In the end, Williams’s arrival solidifies the fashion industry’s shift away from taking risks and toward empowerment and affirmation. His ability to wear crazy things, like a huge Vivienne Westwood hat, pearls, and painted nails, as well as his ability to produce and perform, contributed to his own fame. One useful definition of fashion is repeatedly, insistently, or even obnoxiously, taking a risk until everyone else does the same. Williams sees it as implying that you are powerful and respected by a large corporation.

Is that wonderful or ominous? Perhaps both. I thought of Wes Anderson as I watched all these slick travelers, lanky tastemakers, and dandies. His new movie, “Asteroid City,” has been well received, but his mannered, slightly absurdist style has recently become a TikTok meme.

Although his films make the argument that a well-articulated aesthetic and a respect for it are the foundations of humanism, Anderson is frequently accused of being too twee and too white. It’s not that everything should look the same; rather, everyone should be beautiful. Beauty demonstrates self-respect as well as respect for others. (Including enemies.)

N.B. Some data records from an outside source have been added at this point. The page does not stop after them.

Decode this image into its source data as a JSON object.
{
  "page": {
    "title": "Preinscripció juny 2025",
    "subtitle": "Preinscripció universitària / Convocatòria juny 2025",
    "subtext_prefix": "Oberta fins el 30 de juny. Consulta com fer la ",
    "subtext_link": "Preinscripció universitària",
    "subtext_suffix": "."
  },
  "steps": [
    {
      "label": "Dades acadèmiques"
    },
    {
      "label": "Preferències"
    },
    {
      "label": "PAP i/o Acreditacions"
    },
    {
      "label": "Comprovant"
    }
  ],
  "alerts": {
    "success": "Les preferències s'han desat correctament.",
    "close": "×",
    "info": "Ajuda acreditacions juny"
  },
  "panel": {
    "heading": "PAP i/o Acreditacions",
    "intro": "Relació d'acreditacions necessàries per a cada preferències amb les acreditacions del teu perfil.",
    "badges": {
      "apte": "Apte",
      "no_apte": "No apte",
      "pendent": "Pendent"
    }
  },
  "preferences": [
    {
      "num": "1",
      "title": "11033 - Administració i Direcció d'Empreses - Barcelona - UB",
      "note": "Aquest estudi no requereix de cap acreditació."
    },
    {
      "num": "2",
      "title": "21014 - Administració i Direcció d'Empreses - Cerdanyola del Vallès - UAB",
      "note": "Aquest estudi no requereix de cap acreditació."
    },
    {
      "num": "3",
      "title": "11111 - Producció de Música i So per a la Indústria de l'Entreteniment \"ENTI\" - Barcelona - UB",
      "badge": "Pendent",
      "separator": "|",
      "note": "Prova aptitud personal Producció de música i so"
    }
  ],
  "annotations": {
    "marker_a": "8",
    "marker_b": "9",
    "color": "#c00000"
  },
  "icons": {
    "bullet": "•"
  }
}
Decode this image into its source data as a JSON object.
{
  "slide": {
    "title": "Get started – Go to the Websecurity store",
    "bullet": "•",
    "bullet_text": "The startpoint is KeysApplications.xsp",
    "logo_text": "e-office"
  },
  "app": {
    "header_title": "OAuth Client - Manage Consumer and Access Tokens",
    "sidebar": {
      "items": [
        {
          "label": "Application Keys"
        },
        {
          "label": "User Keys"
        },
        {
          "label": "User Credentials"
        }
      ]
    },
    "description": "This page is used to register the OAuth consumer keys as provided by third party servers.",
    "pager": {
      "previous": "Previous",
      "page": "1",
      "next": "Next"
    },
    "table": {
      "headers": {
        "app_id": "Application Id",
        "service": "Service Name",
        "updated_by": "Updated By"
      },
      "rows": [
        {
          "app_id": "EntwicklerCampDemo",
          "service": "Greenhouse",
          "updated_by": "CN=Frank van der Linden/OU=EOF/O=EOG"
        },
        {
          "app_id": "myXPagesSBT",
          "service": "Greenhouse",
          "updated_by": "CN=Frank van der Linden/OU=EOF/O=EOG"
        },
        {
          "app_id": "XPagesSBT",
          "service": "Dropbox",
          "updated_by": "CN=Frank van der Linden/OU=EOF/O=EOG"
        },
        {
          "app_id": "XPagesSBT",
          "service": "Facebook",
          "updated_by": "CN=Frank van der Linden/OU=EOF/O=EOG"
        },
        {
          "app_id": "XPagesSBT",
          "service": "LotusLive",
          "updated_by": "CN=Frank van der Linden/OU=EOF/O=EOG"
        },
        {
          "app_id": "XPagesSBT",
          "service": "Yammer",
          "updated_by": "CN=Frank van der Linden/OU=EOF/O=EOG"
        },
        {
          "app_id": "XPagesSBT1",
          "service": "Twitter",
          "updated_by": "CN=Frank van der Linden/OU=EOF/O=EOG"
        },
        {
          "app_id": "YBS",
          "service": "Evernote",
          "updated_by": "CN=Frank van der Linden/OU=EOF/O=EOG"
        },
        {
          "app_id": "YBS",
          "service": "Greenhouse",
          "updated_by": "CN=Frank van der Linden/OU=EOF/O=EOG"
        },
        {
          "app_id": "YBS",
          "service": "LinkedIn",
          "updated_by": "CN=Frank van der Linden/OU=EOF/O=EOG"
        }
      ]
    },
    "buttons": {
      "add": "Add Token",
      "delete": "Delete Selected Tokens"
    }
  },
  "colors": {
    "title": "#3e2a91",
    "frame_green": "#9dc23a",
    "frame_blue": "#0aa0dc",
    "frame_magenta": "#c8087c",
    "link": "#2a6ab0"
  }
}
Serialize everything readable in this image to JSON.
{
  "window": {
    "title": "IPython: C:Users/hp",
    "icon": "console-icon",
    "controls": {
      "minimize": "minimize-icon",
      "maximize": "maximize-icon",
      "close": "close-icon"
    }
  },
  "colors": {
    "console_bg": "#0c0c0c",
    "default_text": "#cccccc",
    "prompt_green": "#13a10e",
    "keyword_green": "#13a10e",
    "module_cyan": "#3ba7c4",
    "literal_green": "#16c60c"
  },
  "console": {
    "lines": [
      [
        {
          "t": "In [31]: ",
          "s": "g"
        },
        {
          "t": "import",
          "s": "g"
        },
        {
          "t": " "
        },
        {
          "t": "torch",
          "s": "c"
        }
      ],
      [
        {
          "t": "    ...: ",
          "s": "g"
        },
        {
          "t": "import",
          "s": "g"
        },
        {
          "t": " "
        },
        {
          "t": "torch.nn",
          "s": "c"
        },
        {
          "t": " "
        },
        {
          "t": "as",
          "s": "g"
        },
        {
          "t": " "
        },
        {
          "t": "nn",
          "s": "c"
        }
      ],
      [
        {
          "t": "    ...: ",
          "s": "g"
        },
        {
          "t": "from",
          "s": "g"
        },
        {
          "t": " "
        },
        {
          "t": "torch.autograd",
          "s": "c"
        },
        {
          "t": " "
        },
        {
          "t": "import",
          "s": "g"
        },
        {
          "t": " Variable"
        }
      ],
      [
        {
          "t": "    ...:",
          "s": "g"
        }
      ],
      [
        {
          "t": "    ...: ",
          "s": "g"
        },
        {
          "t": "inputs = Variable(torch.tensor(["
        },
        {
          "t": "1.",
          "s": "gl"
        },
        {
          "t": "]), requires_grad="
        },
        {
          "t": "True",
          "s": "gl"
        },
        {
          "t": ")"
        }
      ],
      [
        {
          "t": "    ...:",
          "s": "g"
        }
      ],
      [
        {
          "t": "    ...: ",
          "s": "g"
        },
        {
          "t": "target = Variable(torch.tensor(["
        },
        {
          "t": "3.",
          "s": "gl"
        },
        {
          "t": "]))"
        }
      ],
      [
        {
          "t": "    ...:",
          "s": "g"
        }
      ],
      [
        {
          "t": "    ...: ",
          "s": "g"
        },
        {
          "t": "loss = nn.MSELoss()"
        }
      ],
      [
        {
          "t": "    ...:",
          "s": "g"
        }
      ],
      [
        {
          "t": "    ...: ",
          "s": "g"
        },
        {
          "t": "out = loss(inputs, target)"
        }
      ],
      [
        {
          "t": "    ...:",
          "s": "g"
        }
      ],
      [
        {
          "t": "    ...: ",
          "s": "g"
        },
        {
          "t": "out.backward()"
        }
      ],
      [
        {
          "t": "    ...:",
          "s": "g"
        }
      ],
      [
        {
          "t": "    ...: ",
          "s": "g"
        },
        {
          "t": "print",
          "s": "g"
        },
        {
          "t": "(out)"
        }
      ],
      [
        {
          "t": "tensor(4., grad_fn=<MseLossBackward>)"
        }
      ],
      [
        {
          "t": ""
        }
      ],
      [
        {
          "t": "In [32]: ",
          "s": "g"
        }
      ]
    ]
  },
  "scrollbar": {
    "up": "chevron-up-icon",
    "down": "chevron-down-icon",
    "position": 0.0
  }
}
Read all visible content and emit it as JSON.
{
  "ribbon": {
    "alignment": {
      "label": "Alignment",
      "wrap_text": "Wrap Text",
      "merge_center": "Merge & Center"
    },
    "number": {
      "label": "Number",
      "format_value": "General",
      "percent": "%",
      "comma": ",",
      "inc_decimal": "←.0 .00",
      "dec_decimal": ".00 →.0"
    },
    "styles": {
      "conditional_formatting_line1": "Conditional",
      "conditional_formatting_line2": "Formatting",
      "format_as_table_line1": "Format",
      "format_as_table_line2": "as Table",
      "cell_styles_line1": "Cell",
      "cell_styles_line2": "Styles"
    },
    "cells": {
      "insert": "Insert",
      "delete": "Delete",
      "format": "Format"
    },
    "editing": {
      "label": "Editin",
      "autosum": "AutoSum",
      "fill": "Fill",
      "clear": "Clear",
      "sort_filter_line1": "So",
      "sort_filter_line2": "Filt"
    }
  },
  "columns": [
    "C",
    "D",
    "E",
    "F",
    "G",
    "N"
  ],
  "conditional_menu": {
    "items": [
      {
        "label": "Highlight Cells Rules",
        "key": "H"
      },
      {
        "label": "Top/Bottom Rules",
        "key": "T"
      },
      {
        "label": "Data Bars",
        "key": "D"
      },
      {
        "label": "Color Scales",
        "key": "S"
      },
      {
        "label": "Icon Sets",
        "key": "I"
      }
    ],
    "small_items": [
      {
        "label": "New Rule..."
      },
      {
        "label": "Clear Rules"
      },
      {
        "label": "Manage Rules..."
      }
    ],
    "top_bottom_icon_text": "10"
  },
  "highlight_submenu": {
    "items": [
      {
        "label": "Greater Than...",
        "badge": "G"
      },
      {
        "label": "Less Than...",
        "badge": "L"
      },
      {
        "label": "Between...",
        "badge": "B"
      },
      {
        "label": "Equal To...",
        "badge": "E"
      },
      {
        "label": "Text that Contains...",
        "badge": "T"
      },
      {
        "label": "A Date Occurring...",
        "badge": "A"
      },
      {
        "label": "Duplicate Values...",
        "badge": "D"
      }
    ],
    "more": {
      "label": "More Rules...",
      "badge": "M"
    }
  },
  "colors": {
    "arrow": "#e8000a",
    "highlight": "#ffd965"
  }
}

I realized that Williams is suggesting that the Louis Vuitton logo is a symbol of civility and gentleness as I watched the models flood the runway for the finale, including Pusha T and No Malice in matching luxe versions of souvenir jackets, designer Stefano Pilati in a white cardigan jacket, and men in leather logo-print jogging suits and pearl-encrusted track jackets. It is a sign that you belong to a club dedicated to graciousness to wear it, to dress in Williams’ exquisite taste.

The question is not whether Williams is capable of fashion design or product creation. He understands better compared to anybody on the planet what to purchase and why you ought to get it.

Instead, the question is whether Williams will be able to persuade the entire world that a logo for a company can actually mean everything he claims it can. Can the world be changed by good taste?

Topics #Celebrity #Fashion #Louis Vuitton. #Pharrell Williams